(Items from a data source)
┌────────
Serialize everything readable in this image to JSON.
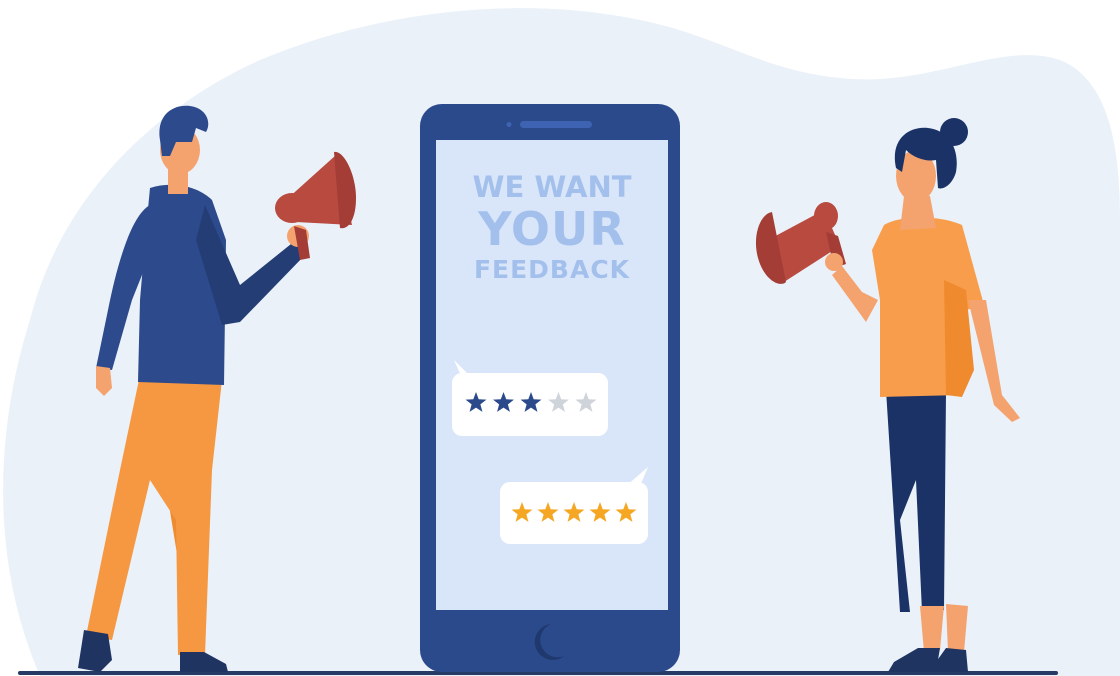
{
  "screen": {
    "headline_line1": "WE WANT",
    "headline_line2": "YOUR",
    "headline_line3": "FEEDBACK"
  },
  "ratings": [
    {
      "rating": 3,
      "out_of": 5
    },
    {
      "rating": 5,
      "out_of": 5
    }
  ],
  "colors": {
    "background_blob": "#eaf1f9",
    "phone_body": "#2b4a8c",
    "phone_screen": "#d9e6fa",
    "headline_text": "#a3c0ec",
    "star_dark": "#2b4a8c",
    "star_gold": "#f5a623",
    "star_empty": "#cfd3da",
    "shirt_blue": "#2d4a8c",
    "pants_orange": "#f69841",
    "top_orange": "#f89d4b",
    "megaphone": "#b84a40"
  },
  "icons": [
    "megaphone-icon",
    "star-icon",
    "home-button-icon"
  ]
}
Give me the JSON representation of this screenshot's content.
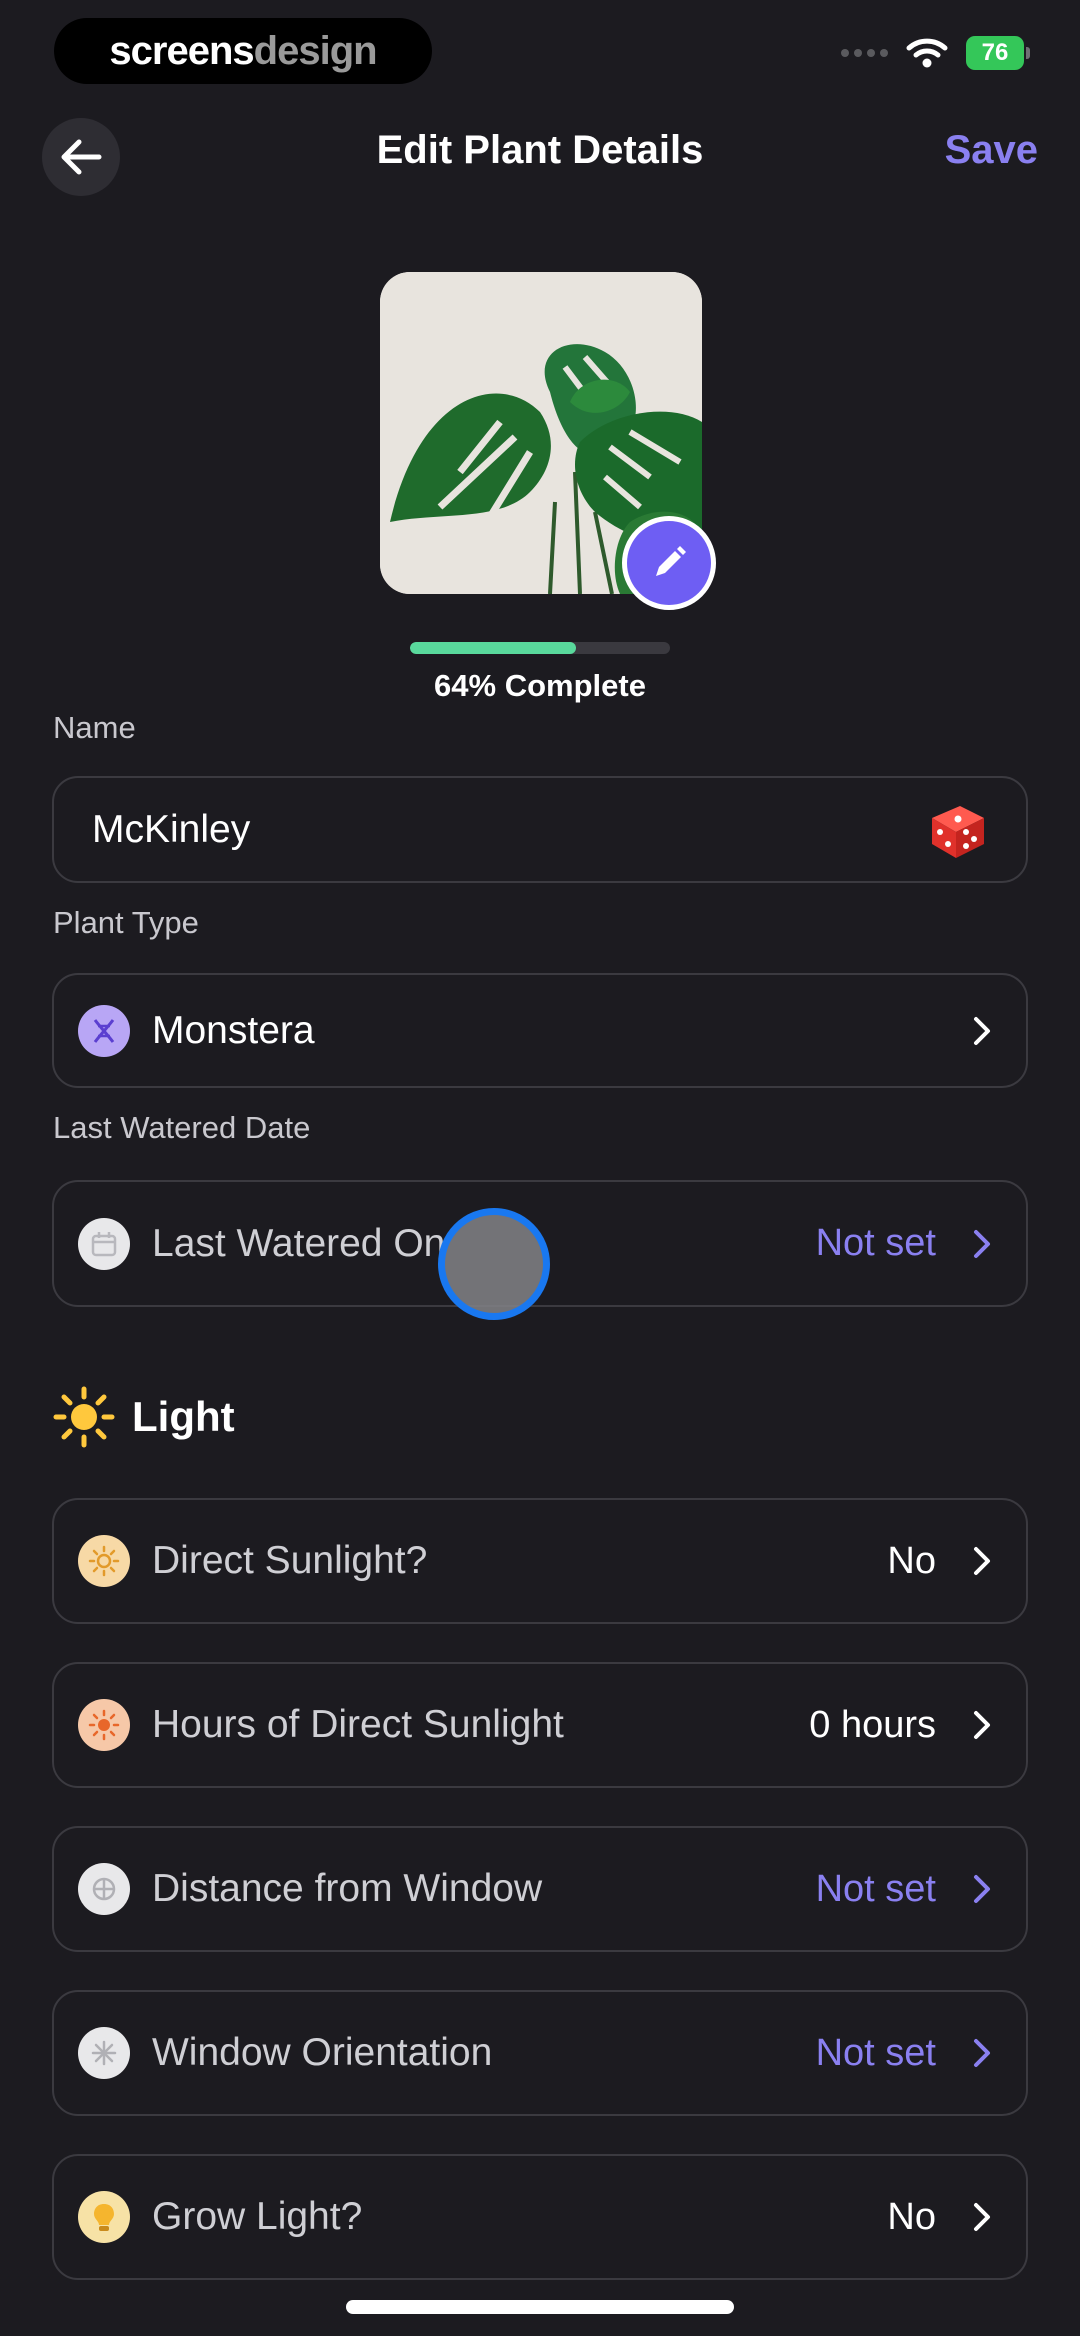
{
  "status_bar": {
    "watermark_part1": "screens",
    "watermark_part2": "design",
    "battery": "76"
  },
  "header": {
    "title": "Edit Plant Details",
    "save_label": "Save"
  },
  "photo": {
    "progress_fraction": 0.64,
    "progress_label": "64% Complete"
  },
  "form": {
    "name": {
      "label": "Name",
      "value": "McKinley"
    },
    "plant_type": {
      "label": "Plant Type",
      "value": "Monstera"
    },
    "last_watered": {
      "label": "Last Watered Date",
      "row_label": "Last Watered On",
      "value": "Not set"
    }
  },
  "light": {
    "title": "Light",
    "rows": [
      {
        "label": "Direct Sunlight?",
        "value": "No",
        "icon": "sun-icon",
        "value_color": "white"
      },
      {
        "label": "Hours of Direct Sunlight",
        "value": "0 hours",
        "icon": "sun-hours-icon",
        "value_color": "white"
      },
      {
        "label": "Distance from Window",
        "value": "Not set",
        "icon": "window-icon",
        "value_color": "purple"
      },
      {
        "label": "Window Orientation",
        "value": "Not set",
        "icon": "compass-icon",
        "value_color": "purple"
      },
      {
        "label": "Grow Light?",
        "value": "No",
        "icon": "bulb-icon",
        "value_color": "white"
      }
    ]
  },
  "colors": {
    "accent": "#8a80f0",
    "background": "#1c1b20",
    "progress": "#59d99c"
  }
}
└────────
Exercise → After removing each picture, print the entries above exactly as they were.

Answer space →
Serialize everything readable in this image to JSON.
{
  "screen": {
    "headline_line1": "WE WANT",
    "headline_line2": "YOUR",
    "headline_line3": "FEEDBACK"
  },
  "ratings": [
    {
      "rating": 3,
      "out_of": 5
    },
    {
      "rating": 5,
      "out_of": 5
    }
  ],
  "colors": {
    "background_blob": "#eaf1f9",
    "phone_body": "#2b4a8c",
    "phone_screen": "#d9e6fa",
    "headline_text": "#a3c0ec",
    "star_dark": "#2b4a8c",
    "star_gold": "#f5a623",
    "star_empty": "#cfd3da",
    "shirt_blue": "#2d4a8c",
    "pants_orange": "#f69841",
    "top_orange": "#f89d4b",
    "megaphone": "#b84a40"
  },
  "icons": [
    "megaphone-icon",
    "star-icon",
    "home-button-icon"
  ]
}
Give me the JSON representation of this screenshot's content.
{
  "status_bar": {
    "watermark_part1": "screens",
    "watermark_part2": "design",
    "battery": "76"
  },
  "header": {
    "title": "Edit Plant Details",
    "save_label": "Save"
  },
  "photo": {
    "progress_fraction": 0.64,
    "progress_label": "64% Complete"
  },
  "form": {
    "name": {
      "label": "Name",
      "value": "McKinley"
    },
    "plant_type": {
      "label": "Plant Type",
      "value": "Monstera"
    },
    "last_watered": {
      "label": "Last Watered Date",
      "row_label": "Last Watered On",
      "value": "Not set"
    }
  },
  "light": {
    "title": "Light",
    "rows": [
      {
        "label": "Direct Sunlight?",
        "value": "No",
        "icon": "sun-icon",
        "value_color": "white"
      },
      {
        "label": "Hours of Direct Sunlight",
        "value": "0 hours",
        "icon": "sun-hours-icon",
        "value_color": "white"
      },
      {
        "label": "Distance from Window",
        "value": "Not set",
        "icon": "window-icon",
        "value_color": "purple"
      },
      {
        "label": "Window Orientation",
        "value": "Not set",
        "icon": "compass-icon",
        "value_color": "purple"
      },
      {
        "label": "Grow Light?",
        "value": "No",
        "icon": "bulb-icon",
        "value_color": "white"
      }
    ]
  },
  "colors": {
    "accent": "#8a80f0",
    "background": "#1c1b20",
    "progress": "#59d99c"
  }
}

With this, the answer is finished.